THE PROBLEM:
The full listing must be reproduced exactly as given.

ENTRIES PROVIDED:

BEGIN

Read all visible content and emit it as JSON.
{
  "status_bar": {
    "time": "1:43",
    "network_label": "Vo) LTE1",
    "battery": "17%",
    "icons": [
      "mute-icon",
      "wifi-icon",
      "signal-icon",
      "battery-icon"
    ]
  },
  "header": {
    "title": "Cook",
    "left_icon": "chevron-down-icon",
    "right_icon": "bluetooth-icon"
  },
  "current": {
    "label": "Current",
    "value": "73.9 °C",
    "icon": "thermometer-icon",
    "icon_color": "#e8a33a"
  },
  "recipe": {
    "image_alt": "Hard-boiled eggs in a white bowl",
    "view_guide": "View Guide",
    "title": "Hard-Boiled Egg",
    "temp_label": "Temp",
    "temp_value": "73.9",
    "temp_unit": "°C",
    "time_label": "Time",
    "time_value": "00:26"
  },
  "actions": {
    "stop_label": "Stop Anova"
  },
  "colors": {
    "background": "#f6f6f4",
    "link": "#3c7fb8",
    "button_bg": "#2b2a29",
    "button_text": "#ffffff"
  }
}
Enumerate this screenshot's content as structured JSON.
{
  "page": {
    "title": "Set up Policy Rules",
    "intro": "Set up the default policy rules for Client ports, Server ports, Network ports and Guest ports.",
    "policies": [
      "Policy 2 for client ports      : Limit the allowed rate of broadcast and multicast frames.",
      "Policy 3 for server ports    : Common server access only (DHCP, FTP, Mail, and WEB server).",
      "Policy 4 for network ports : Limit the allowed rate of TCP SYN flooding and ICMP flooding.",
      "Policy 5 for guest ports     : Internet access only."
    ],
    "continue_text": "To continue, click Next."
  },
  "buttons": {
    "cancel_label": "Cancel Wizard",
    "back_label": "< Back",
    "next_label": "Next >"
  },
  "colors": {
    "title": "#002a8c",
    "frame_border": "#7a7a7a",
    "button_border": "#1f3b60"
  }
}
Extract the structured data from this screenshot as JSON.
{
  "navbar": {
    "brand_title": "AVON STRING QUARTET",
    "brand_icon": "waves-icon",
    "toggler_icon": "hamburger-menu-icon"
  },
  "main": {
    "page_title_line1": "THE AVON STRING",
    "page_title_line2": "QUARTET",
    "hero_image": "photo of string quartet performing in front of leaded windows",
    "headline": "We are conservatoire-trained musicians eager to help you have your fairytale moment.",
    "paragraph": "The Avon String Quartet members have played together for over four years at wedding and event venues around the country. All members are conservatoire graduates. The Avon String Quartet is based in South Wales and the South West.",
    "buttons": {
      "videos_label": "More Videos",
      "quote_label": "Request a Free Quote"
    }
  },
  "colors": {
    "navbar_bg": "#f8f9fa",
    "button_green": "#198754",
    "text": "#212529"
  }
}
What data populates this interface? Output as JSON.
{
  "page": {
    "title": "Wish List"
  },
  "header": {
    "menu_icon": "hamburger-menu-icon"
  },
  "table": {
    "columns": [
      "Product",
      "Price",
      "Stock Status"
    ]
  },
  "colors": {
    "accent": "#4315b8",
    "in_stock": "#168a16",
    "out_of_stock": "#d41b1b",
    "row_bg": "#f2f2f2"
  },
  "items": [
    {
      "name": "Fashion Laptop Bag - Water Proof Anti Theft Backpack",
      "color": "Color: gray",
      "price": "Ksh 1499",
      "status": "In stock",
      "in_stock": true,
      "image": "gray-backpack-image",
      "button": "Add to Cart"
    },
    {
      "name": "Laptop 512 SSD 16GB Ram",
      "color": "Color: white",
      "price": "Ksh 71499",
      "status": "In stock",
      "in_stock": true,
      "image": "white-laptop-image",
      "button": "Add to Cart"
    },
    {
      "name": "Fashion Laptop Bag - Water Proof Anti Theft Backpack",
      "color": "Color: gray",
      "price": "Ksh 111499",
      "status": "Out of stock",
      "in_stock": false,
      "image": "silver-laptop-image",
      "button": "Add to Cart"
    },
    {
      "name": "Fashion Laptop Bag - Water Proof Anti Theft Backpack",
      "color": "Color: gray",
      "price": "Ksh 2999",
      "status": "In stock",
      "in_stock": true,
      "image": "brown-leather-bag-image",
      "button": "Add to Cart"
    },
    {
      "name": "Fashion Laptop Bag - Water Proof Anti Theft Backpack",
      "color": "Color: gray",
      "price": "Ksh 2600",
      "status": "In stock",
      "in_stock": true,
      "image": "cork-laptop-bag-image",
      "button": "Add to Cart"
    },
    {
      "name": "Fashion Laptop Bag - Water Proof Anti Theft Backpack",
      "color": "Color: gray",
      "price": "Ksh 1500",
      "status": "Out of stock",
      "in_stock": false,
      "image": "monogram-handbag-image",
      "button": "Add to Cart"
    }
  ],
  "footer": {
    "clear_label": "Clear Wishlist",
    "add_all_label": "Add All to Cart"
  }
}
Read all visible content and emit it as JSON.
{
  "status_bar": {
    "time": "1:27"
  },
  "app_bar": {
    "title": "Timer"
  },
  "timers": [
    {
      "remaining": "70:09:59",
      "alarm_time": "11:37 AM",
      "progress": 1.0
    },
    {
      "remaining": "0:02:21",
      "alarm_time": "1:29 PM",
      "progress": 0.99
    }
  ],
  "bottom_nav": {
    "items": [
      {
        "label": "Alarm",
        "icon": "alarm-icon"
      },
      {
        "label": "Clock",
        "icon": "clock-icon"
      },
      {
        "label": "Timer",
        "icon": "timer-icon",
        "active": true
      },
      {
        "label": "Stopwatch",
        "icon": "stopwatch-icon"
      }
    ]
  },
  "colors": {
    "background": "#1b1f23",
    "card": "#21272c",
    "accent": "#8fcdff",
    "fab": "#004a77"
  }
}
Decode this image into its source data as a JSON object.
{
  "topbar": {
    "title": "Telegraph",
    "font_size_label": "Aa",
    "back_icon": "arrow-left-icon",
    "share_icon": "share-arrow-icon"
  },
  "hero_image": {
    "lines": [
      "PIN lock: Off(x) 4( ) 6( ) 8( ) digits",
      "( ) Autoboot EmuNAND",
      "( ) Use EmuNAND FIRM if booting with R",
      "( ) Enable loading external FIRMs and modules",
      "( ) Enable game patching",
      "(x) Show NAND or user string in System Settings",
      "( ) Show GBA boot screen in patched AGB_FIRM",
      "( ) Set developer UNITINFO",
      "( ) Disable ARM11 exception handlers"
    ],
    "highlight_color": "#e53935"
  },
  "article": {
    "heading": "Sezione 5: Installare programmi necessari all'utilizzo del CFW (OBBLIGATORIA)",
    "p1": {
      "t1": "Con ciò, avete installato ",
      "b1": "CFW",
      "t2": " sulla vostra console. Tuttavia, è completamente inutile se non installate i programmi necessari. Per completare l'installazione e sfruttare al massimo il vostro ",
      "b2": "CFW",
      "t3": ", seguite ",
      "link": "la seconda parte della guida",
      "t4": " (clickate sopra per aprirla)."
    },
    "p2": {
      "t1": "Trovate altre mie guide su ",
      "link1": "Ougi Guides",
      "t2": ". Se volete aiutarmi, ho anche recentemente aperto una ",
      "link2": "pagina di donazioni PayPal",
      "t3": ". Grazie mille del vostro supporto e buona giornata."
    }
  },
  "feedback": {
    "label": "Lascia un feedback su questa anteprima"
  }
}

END

SOLUTION TO THIS PROBLEM:
Read all visible content and emit it as JSON.
{
  "status_bar": {
    "time": "1:43",
    "network_label": "Vo) LTE1",
    "battery": "17%",
    "icons": [
      "mute-icon",
      "wifi-icon",
      "signal-icon",
      "battery-icon"
    ]
  },
  "header": {
    "title": "Cook",
    "left_icon": "chevron-down-icon",
    "right_icon": "bluetooth-icon"
  },
  "current": {
    "label": "Current",
    "value": "73.9 °C",
    "icon": "thermometer-icon",
    "icon_color": "#e8a33a"
  },
  "recipe": {
    "image_alt": "Hard-boiled eggs in a white bowl",
    "view_guide": "View Guide",
    "title": "Hard-Boiled Egg",
    "temp_label": "Temp",
    "temp_value": "73.9",
    "temp_unit": "°C",
    "time_label": "Time",
    "time_value": "00:26"
  },
  "actions": {
    "stop_label": "Stop Anova"
  },
  "colors": {
    "background": "#f6f6f4",
    "link": "#3c7fb8",
    "button_bg": "#2b2a29",
    "button_text": "#ffffff"
  }
}
Enumerate this screenshot's content as structured JSON.
{
  "page": {
    "title": "Set up Policy Rules",
    "intro": "Set up the default policy rules for Client ports, Server ports, Network ports and Guest ports.",
    "policies": [
      "Policy 2 for client ports      : Limit the allowed rate of broadcast and multicast frames.",
      "Policy 3 for server ports    : Common server access only (DHCP, FTP, Mail, and WEB server).",
      "Policy 4 for network ports : Limit the allowed rate of TCP SYN flooding and ICMP flooding.",
      "Policy 5 for guest ports     : Internet access only."
    ],
    "continue_text": "To continue, click Next."
  },
  "buttons": {
    "cancel_label": "Cancel Wizard",
    "back_label": "< Back",
    "next_label": "Next >"
  },
  "colors": {
    "title": "#002a8c",
    "frame_border": "#7a7a7a",
    "button_border": "#1f3b60"
  }
}
Extract the structured data from this screenshot as JSON.
{
  "navbar": {
    "brand_title": "AVON STRING QUARTET",
    "brand_icon": "waves-icon",
    "toggler_icon": "hamburger-menu-icon"
  },
  "main": {
    "page_title_line1": "THE AVON STRING",
    "page_title_line2": "QUARTET",
    "hero_image": "photo of string quartet performing in front of leaded windows",
    "headline": "We are conservatoire-trained musicians eager to help you have your fairytale moment.",
    "paragraph": "The Avon String Quartet members have played together for over four years at wedding and event venues around the country. All members are conservatoire graduates. The Avon String Quartet is based in South Wales and the South West.",
    "buttons": {
      "videos_label": "More Videos",
      "quote_label": "Request a Free Quote"
    }
  },
  "colors": {
    "navbar_bg": "#f8f9fa",
    "button_green": "#198754",
    "text": "#212529"
  }
}
What data populates this interface? Output as JSON.
{
  "page": {
    "title": "Wish List"
  },
  "header": {
    "menu_icon": "hamburger-menu-icon"
  },
  "table": {
    "columns": [
      "Product",
      "Price",
      "Stock Status"
    ]
  },
  "colors": {
    "accent": "#4315b8",
    "in_stock": "#168a16",
    "out_of_stock": "#d41b1b",
    "row_bg": "#f2f2f2"
  },
  "items": [
    {
      "name": "Fashion Laptop Bag - Water Proof Anti Theft Backpack",
      "color": "Color: gray",
      "price": "Ksh 1499",
      "status": "In stock",
      "in_stock": true,
      "image": "gray-backpack-image",
      "button": "Add to Cart"
    },
    {
      "name": "Laptop 512 SSD 16GB Ram",
      "color": "Color: white",
      "price": "Ksh 71499",
      "status": "In stock",
      "in_stock": true,
      "image": "white-laptop-image",
      "button": "Add to Cart"
    },
    {
      "name": "Fashion Laptop Bag - Water Proof Anti Theft Backpack",
      "color": "Color: gray",
      "price": "Ksh 111499",
      "status": "Out of stock",
      "in_stock": false,
      "image": "silver-laptop-image",
      "button": "Add to Cart"
    },
    {
      "name": "Fashion Laptop Bag - Water Proof Anti Theft Backpack",
      "color": "Color: gray",
      "price": "Ksh 2999",
      "status": "In stock",
      "in_stock": true,
      "image": "brown-leather-bag-image",
      "button": "Add to Cart"
    },
    {
      "name": "Fashion Laptop Bag - Water Proof Anti Theft Backpack",
      "color": "Color: gray",
      "price": "Ksh 2600",
      "status": "In stock",
      "in_stock": true,
      "image": "cork-laptop-bag-image",
      "button": "Add to Cart"
    },
    {
      "name": "Fashion Laptop Bag - Water Proof Anti Theft Backpack",
      "color": "Color: gray",
      "price": "Ksh 1500",
      "status": "Out of stock",
      "in_stock": false,
      "image": "monogram-handbag-image",
      "button": "Add to Cart"
    }
  ],
  "footer": {
    "clear_label": "Clear Wishlist",
    "add_all_label": "Add All to Cart"
  }
}
Read all visible content and emit it as JSON.
{
  "status_bar": {
    "time": "1:27"
  },
  "app_bar": {
    "title": "Timer"
  },
  "timers": [
    {
      "remaining": "70:09:59",
      "alarm_time": "11:37 AM",
      "progress": 1.0
    },
    {
      "remaining": "0:02:21",
      "alarm_time": "1:29 PM",
      "progress": 0.99
    }
  ],
  "bottom_nav": {
    "items": [
      {
        "label": "Alarm",
        "icon": "alarm-icon"
      },
      {
        "label": "Clock",
        "icon": "clock-icon"
      },
      {
        "label": "Timer",
        "icon": "timer-icon",
        "active": true
      },
      {
        "label": "Stopwatch",
        "icon": "stopwatch-icon"
      }
    ]
  },
  "colors": {
    "background": "#1b1f23",
    "card": "#21272c",
    "accent": "#8fcdff",
    "fab": "#004a77"
  }
}
Decode this image into its source data as a JSON object.
{
  "topbar": {
    "title": "Telegraph",
    "font_size_label": "Aa",
    "back_icon": "arrow-left-icon",
    "share_icon": "share-arrow-icon"
  },
  "hero_image": {
    "lines": [
      "PIN lock: Off(x) 4( ) 6( ) 8( ) digits",
      "( ) Autoboot EmuNAND",
      "( ) Use EmuNAND FIRM if booting with R",
      "( ) Enable loading external FIRMs and modules",
      "( ) Enable game patching",
      "(x) Show NAND or user string in System Settings",
      "( ) Show GBA boot screen in patched AGB_FIRM",
      "( ) Set developer UNITINFO",
      "( ) Disable ARM11 exception handlers"
    ],
    "highlight_color": "#e53935"
  },
  "article": {
    "heading": "Sezione 5: Installare programmi necessari all'utilizzo del CFW (OBBLIGATORIA)",
    "p1": {
      "t1": "Con ciò, avete installato ",
      "b1": "CFW",
      "t2": " sulla vostra console. Tuttavia, è completamente inutile se non installate i programmi necessari. Per completare l'installazione e sfruttare al massimo il vostro ",
      "b2": "CFW",
      "t3": ", seguite ",
      "link": "la seconda parte della guida",
      "t4": " (clickate sopra per aprirla)."
    },
    "p2": {
      "t1": "Trovate altre mie guide su ",
      "link1": "Ougi Guides",
      "t2": ". Se volete aiutarmi, ho anche recentemente aperto una ",
      "link2": "pagina di donazioni PayPal",
      "t3": ". Grazie mille del vostro supporto e buona giornata."
    }
  },
  "feedback": {
    "label": "Lascia un feedback su questa anteprima"
  }
}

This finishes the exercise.